Monday, March 26, 2012

What Campbell Newman Must Learn from Gough Whitlam

On the surface, you’d think CanDo and Gough would have little in common. In fact, CanDo might find that he and Gough Whitlam have a bit and he should learn from Gough’s explosive two-term reign in the early seventies.

When Whitlam came to power in 1972, it broke a 23 year streak of Liberal – Country Party rule. Campbell Newman’s victory this weekend in Queensland broke stretch of ALP domination in Queensland that had lasted for 22 years (with the obvious exception of Rob Borbridge’s short Liberal rule.)

Both Whitlam and Newman based their campaign themes around it being time for change. Whitlam’s used the famous “It’s Time” jingle, but Campbell Newman adhered more closely to Bob Menzies’ 1949 campaign “It’s Time for a Change” slogan. It works.

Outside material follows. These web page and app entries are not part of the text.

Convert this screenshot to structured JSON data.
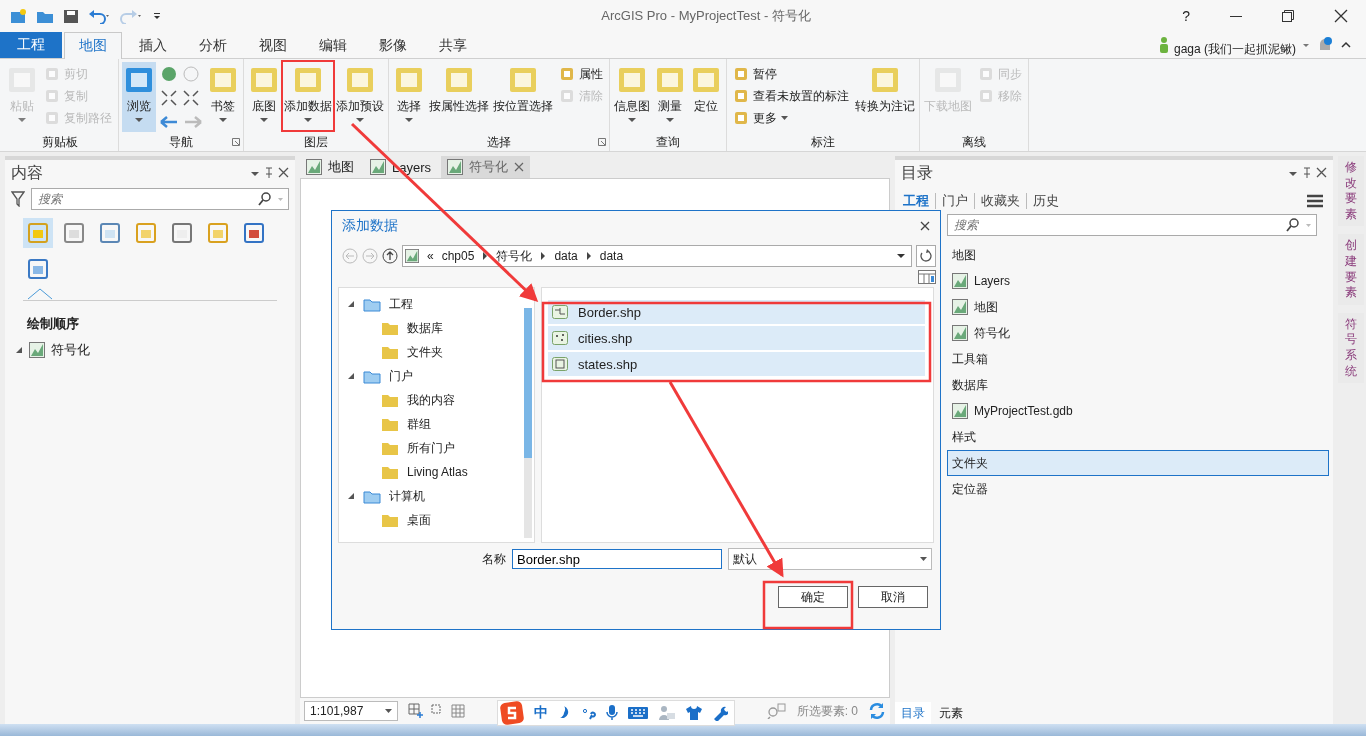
{
  "window": {
    "title": "ArcGIS Pro - MyProjectTest - 符号化",
    "help": "?"
  },
  "file_tab": "工程",
  "ribbon_tabs": [
    {
      "label": "地图",
      "selected": true
    },
    {
      "label": "插入",
      "selected": false
    },
    {
      "label": "分析",
      "selected": false
    },
    {
      "label": "视图",
      "selected": false
    },
    {
      "label": "编辑",
      "selected": false
    },
    {
      "label": "影像",
      "selected": false
    },
    {
      "label": "共享",
      "selected": false
    }
  ],
  "user": {
    "name": "gaga (我们一起抓泥鳅)"
  },
  "ribbon_groups": [
    {
      "label": "剪贴板",
      "launcher": false,
      "buttons": [
        {
          "label": "粘贴",
          "kind": "large",
          "disabled": true,
          "pressed": false,
          "dropdown": true
        },
        {
          "label": "剪切",
          "kind": "small",
          "disabled": true,
          "pressed": false,
          "dropdown": false
        },
        {
          "label": "复制",
          "kind": "small",
          "disabled": true,
          "pressed": false,
          "dropdown": false
        },
        {
          "label": "复制路径",
          "kind": "small",
          "disabled": true,
          "pressed": false,
          "dropdown": false
        }
      ]
    },
    {
      "label": "导航",
      "launcher": true,
      "buttons": [
        {
          "label": "浏览",
          "kind": "large",
          "disabled": false,
          "pressed": true,
          "dropdown": true
        },
        {
          "kind": "nav_cluster"
        },
        {
          "label": "书签",
          "kind": "large",
          "disabled": false,
          "pressed": false,
          "dropdown": true
        }
      ]
    },
    {
      "label": "图层",
      "launcher": false,
      "buttons": [
        {
          "label": "底图",
          "kind": "large",
          "disabled": false,
          "pressed": false,
          "dropdown": true
        },
        {
          "label": "添加数据",
          "kind": "large",
          "disabled": false,
          "pressed": false,
          "dropdown": true
        },
        {
          "label": "添加预设",
          "kind": "large",
          "disabled": false,
          "pressed": false,
          "dropdown": true
        }
      ]
    },
    {
      "label": "选择",
      "launcher": true,
      "buttons": [
        {
          "label": "选择",
          "kind": "large",
          "disabled": false,
          "pressed": false,
          "dropdown": true
        },
        {
          "label": "按属性选择",
          "kind": "large",
          "disabled": false,
          "pressed": false,
          "dropdown": false
        },
        {
          "label": "按位置选择",
          "kind": "large",
          "disabled": false,
          "pressed": false,
          "dropdown": false
        },
        {
          "label": "属性",
          "kind": "small",
          "disabled": false,
          "pressed": false,
          "dropdown": false
        },
        {
          "label": "清除",
          "kind": "small",
          "disabled": true,
          "pressed": false,
          "dropdown": false
        }
      ]
    },
    {
      "label": "查询",
      "launcher": false,
      "buttons": [
        {
          "label": "信息图",
          "kind": "large",
          "disabled": false,
          "pressed": false,
          "dropdown": true
        },
        {
          "label": "测量",
          "kind": "large",
          "disabled": false,
          "pressed": false,
          "dropdown": true
        },
        {
          "label": "定位",
          "kind": "large",
          "disabled": false,
          "pressed": false,
          "dropdown": false
        }
      ]
    },
    {
      "label": "标注",
      "launcher": false,
      "buttons": [
        {
          "label": "暂停",
          "kind": "small",
          "disabled": false,
          "pressed": false,
          "dropdown": false
        },
        {
          "label": "查看未放置的标注",
          "kind": "small",
          "disabled": false,
          "pressed": false,
          "dropdown": false
        },
        {
          "label": "更多",
          "kind": "small",
          "disabled": false,
          "pressed": false,
          "dropdown": true
        },
        {
          "label": "转换为注记",
          "kind": "large",
          "disabled": false,
          "pressed": false,
          "dropdown": false
        }
      ]
    },
    {
      "label": "离线",
      "launcher": false,
      "buttons": [
        {
          "label": "下载地图",
          "kind": "large",
          "disabled": true,
          "pressed": false,
          "dropdown": false
        },
        {
          "label": "同步",
          "kind": "small",
          "disabled": true,
          "pressed": false,
          "dropdown": false
        },
        {
          "label": "移除",
          "kind": "small",
          "disabled": true,
          "pressed": false,
          "dropdown": false
        }
      ]
    }
  ],
  "contents_pane": {
    "title": "内容",
    "search": {
      "placeholder": "搜索"
    },
    "tools": [
      {
        "selected": true
      },
      {
        "selected": false
      },
      {
        "selected": false
      },
      {
        "selected": false
      },
      {
        "selected": false
      },
      {
        "selected": false
      },
      {
        "selected": false
      },
      {
        "selected": false
      }
    ],
    "heading": "绘制顺序",
    "tree": [
      {
        "label": "符号化",
        "expanded": true
      }
    ]
  },
  "view_tabs": [
    {
      "label": "地图",
      "selected": false,
      "closable": false
    },
    {
      "label": "Layers",
      "selected": false,
      "closable": false
    },
    {
      "label": "符号化",
      "selected": true,
      "closable": true
    }
  ],
  "status_bar": {
    "scale": "1:101,987",
    "selected_features": "所选要素: 0"
  },
  "dialog": {
    "title": "添加数据",
    "breadcrumb": [
      "«",
      "chp05",
      "符号化",
      "data",
      "data"
    ],
    "tree": [
      {
        "label": "工程",
        "expanded": true,
        "children": [
          {
            "label": "数据库"
          },
          {
            "label": "文件夹"
          }
        ]
      },
      {
        "label": "门户",
        "expanded": true,
        "children": [
          {
            "label": "我的内容"
          },
          {
            "label": "群组"
          },
          {
            "label": "所有门户"
          },
          {
            "label": "Living Atlas"
          }
        ]
      },
      {
        "label": "计算机",
        "expanded": true,
        "children": [
          {
            "label": "桌面"
          }
        ]
      }
    ],
    "files": [
      {
        "name": "Border.shp",
        "kind": "line",
        "selected": true
      },
      {
        "name": "cities.shp",
        "kind": "point",
        "selected": true
      },
      {
        "name": "states.shp",
        "kind": "polygon",
        "selected": true
      }
    ],
    "name_label": "名称",
    "name_value": "Border.shp",
    "filter": "默认",
    "buttons": [
      "确定",
      "取消"
    ]
  },
  "catalog_pane": {
    "title": "目录",
    "tabs": [
      {
        "label": "工程",
        "selected": true
      },
      {
        "label": "门户",
        "selected": false
      },
      {
        "label": "收藏夹",
        "selected": false
      },
      {
        "label": "历史",
        "selected": false
      }
    ],
    "search": {
      "placeholder": "搜索"
    },
    "tree": [
      {
        "label": "地图",
        "selected": false,
        "children": [
          {
            "label": "Layers",
            "selected": false
          },
          {
            "label": "地图",
            "selected": false
          },
          {
            "label": "符号化",
            "selected": false
          }
        ]
      },
      {
        "label": "工具箱",
        "selected": false
      },
      {
        "label": "数据库",
        "selected": false,
        "children": [
          {
            "label": "MyProjectTest.gdb",
            "selected": false
          }
        ]
      },
      {
        "label": "样式",
        "selected": false
      },
      {
        "label": "文件夹",
        "selected": true
      },
      {
        "label": "定位器",
        "selected": false
      }
    ],
    "bottom_tabs": [
      {
        "label": "目录",
        "selected": true
      },
      {
        "label": "元素",
        "selected": false
      }
    ]
  },
  "side_tabs": [
    "修改要素",
    "创建要素",
    "符号系统"
  ],
  "ime_toolbar": {
    "mode": "中"
  }
}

Usually a government is officially sworn in a week or two after the election is held, to allow time for all votes to be counted, and for the leader to choose his ministry. Whitlam was in a hurry, and asked the Governor General to swear him and his deputy as soon as the result was definite. Between the two of them, they controlled all of the portfolios until the full cabinet was sworn in.

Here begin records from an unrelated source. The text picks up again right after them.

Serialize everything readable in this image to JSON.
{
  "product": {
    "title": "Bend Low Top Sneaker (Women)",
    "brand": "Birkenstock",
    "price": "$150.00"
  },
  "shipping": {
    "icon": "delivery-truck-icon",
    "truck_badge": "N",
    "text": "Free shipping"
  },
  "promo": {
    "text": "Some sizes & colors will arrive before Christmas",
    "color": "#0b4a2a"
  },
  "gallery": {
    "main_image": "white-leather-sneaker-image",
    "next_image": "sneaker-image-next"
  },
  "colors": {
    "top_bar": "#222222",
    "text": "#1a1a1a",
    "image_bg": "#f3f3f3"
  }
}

Campbell Newman has chosen the same approach. Less than 48 hours after the polls closed, Newman has already been sworn in, along with his deputy, Jeff Seeney, and his Treasurer Tim Nicholls. They have formed an interim government. A full cabinet will be announced and in due course. It’s not known why Mr Newman was so determined to assume the role of Premier so quickly, but it could be so that he can make changes at the highest levels of the Public Service.

When Whitlam came to power in 1972, he actioned everything he could get away with: foreign relations with China, Taiwan and South Africa, blanket exemptions from conscription, equal pay issues, major funding for the Arts, brought the last troops home from Vietnam and removed the sales tax from the conceptive pill, among other things.

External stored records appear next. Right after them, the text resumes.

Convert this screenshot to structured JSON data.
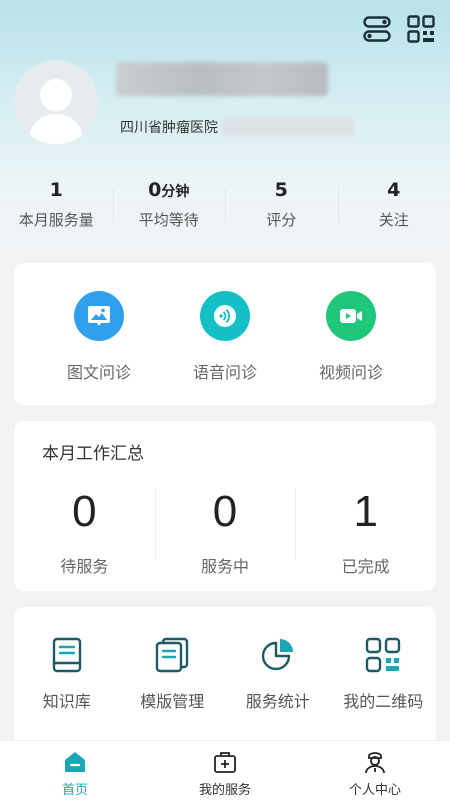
{
  "header": {
    "icons": [
      "toggle-icon",
      "qrcode-icon"
    ]
  },
  "profile": {
    "hospital": "四川省肿瘤医院"
  },
  "stats": [
    {
      "value": "1",
      "unit": "",
      "label": "本月服务量"
    },
    {
      "value": "0",
      "unit": "分钟",
      "label": "平均等待"
    },
    {
      "value": "5",
      "unit": "",
      "label": "评分"
    },
    {
      "value": "4",
      "unit": "",
      "label": "关注"
    }
  ],
  "consult": [
    {
      "label": "图文问诊",
      "icon": "image-chat-icon",
      "color": "#2fa0ec"
    },
    {
      "label": "语音问诊",
      "icon": "voice-icon",
      "color": "#14c0c6"
    },
    {
      "label": "视频问诊",
      "icon": "video-icon",
      "color": "#1ec77b"
    }
  ],
  "summary": {
    "title": "本月工作汇总",
    "items": [
      {
        "value": "0",
        "label": "待服务"
      },
      {
        "value": "0",
        "label": "服务中"
      },
      {
        "value": "1",
        "label": "已完成"
      }
    ]
  },
  "tools": [
    {
      "label": "知识库",
      "icon": "book-icon"
    },
    {
      "label": "模版管理",
      "icon": "template-icon"
    },
    {
      "label": "服务统计",
      "icon": "pie-chart-icon"
    },
    {
      "label": "我的二维码",
      "icon": "qrcode-icon"
    }
  ],
  "tabbar": [
    {
      "label": "首页",
      "icon": "home-icon",
      "active": true
    },
    {
      "label": "我的服务",
      "icon": "medical-kit-icon",
      "active": false
    },
    {
      "label": "个人中心",
      "icon": "doctor-icon",
      "active": false
    }
  ],
  "colors": {
    "accent": "#1aa6b7",
    "dark_teal": "#1d5a63"
  }
}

The public reaction was overwhelming; things were getting done, without the burdensome processes of parliament. Many years later, Whitlam’s speechwriter commented that “We did too much too soon.”

Whitlam was also determined to hold power individually. Aside from the the caucus-selected Cabinet, Whitlam maintained full control of the cabinet agenda, and formed cabinet committees.

Campbell Newman, if you learn nothing else from Whitlam, remember not to run too fast, and remember to share your power. With no oversight from an Upper House and no Opposition, you and your team will be solely responsible for Queensland for the next three years. Take your time, and listen to smart people (particularly those who disagree with you).

We probably don’t need any more Jackson Pollack art for a while, either.

1 comment:

  1. You'd probably be interested in this... Campbell Newman's campaign song ripped off Counting Crows' Accidentally in Love: